## Problem details
Copy out every line of the data that has the word "background" somewhere in it.

Records from a dataset:
+ + + +
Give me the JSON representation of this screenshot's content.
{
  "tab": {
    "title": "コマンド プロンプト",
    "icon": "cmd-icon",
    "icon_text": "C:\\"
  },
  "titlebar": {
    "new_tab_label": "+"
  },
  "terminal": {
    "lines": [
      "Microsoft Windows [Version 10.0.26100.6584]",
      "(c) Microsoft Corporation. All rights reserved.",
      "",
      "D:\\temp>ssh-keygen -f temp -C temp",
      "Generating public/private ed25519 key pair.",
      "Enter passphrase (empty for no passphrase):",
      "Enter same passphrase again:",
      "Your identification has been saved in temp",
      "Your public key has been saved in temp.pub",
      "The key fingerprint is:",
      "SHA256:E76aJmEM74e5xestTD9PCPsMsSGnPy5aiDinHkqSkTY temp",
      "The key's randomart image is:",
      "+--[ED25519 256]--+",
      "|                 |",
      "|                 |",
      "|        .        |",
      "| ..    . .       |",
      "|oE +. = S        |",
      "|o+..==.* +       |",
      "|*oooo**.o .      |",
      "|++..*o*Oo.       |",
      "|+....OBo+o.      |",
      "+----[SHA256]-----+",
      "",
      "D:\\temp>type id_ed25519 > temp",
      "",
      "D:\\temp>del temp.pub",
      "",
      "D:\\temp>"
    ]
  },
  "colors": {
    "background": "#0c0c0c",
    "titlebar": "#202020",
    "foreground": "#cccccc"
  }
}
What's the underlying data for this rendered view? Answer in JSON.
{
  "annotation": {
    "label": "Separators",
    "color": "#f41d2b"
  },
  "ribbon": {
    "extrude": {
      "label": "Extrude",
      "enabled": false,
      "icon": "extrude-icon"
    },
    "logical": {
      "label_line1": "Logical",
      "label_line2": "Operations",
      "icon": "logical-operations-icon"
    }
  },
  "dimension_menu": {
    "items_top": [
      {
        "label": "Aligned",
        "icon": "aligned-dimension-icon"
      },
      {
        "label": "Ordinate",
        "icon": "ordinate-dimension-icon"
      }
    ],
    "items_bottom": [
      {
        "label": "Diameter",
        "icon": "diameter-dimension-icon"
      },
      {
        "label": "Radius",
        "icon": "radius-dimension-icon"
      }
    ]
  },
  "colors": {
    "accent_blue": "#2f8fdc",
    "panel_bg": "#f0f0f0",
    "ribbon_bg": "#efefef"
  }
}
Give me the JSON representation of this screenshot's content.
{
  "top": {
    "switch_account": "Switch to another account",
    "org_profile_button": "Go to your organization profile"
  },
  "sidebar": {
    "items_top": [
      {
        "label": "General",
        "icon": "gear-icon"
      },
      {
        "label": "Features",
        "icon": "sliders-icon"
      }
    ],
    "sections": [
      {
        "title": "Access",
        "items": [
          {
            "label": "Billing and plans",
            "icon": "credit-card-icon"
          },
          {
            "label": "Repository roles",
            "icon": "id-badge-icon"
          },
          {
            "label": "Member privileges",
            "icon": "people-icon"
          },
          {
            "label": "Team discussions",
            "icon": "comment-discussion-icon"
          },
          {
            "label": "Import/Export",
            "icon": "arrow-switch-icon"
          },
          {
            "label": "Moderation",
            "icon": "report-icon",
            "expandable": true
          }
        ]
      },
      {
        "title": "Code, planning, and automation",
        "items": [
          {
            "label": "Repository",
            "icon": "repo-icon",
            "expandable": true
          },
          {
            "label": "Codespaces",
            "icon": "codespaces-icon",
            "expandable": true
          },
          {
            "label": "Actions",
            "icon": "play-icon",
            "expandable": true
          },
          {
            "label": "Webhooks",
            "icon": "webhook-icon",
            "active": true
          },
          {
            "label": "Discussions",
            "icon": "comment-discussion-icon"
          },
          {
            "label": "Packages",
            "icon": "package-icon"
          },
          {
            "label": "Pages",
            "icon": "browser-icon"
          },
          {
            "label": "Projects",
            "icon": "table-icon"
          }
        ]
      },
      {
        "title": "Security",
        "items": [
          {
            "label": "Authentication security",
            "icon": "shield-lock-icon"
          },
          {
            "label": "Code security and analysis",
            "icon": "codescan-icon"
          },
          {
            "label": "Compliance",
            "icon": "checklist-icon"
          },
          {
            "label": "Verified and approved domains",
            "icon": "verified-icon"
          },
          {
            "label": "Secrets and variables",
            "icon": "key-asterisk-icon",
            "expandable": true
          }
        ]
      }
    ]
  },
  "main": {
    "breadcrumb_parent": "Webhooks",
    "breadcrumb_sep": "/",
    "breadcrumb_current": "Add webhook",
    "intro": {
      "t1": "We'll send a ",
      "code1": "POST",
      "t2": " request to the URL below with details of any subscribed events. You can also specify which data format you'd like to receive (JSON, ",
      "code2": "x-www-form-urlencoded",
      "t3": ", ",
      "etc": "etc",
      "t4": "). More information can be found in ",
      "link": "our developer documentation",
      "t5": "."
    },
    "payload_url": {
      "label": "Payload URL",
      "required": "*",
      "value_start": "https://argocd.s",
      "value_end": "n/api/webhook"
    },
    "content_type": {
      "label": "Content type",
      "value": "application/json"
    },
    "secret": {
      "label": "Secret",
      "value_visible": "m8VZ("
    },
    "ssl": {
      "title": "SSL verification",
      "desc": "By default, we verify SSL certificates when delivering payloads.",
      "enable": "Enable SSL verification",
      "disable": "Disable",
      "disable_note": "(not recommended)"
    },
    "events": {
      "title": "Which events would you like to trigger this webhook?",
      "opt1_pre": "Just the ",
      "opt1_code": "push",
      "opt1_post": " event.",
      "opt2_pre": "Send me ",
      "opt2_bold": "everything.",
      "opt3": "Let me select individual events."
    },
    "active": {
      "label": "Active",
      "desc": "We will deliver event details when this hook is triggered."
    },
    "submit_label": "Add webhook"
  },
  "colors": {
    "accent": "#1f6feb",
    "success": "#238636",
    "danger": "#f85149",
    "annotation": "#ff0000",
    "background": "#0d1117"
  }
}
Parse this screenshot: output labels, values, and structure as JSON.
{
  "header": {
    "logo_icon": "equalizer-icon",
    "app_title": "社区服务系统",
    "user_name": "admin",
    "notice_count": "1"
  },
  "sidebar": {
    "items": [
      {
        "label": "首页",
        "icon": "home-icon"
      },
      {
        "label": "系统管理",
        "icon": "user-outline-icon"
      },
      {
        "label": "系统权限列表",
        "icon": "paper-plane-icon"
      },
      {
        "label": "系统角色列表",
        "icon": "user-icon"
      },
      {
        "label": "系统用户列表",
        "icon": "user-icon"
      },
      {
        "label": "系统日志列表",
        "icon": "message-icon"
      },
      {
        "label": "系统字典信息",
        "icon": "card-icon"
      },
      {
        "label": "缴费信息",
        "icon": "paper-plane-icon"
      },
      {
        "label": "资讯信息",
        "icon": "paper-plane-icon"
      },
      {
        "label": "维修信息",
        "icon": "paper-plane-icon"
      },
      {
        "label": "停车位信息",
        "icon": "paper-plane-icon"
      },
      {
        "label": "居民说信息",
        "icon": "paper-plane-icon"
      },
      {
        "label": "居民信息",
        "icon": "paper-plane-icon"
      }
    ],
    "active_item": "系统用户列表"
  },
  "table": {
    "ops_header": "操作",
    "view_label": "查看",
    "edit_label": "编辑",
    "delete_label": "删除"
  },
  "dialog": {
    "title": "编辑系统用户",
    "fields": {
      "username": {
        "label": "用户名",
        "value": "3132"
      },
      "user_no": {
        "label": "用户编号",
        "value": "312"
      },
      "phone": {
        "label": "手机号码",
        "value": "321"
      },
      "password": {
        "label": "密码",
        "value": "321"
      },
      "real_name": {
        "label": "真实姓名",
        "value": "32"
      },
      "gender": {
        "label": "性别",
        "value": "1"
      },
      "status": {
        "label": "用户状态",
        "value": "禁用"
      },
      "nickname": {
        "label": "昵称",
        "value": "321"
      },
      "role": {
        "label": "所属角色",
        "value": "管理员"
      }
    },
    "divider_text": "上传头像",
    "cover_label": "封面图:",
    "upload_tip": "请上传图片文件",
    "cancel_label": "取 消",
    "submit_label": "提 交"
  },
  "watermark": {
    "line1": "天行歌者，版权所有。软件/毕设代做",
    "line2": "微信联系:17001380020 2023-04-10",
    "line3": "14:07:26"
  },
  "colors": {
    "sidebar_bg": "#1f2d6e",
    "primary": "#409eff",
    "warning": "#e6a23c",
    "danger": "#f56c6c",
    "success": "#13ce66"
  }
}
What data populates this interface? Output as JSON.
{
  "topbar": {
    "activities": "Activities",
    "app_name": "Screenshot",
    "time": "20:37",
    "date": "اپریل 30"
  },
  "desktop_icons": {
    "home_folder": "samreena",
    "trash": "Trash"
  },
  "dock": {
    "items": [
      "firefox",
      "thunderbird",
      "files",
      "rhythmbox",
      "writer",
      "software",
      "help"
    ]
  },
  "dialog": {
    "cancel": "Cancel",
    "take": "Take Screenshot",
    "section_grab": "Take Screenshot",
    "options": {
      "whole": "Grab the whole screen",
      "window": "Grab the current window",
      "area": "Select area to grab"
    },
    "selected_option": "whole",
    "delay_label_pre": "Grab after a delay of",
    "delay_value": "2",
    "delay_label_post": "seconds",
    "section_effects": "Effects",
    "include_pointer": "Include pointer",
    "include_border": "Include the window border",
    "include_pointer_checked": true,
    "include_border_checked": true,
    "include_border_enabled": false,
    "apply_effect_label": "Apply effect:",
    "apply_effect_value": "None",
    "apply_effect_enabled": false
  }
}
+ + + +
## Your response
    "background": "#0c0c0c",
    "background": "#0d1117"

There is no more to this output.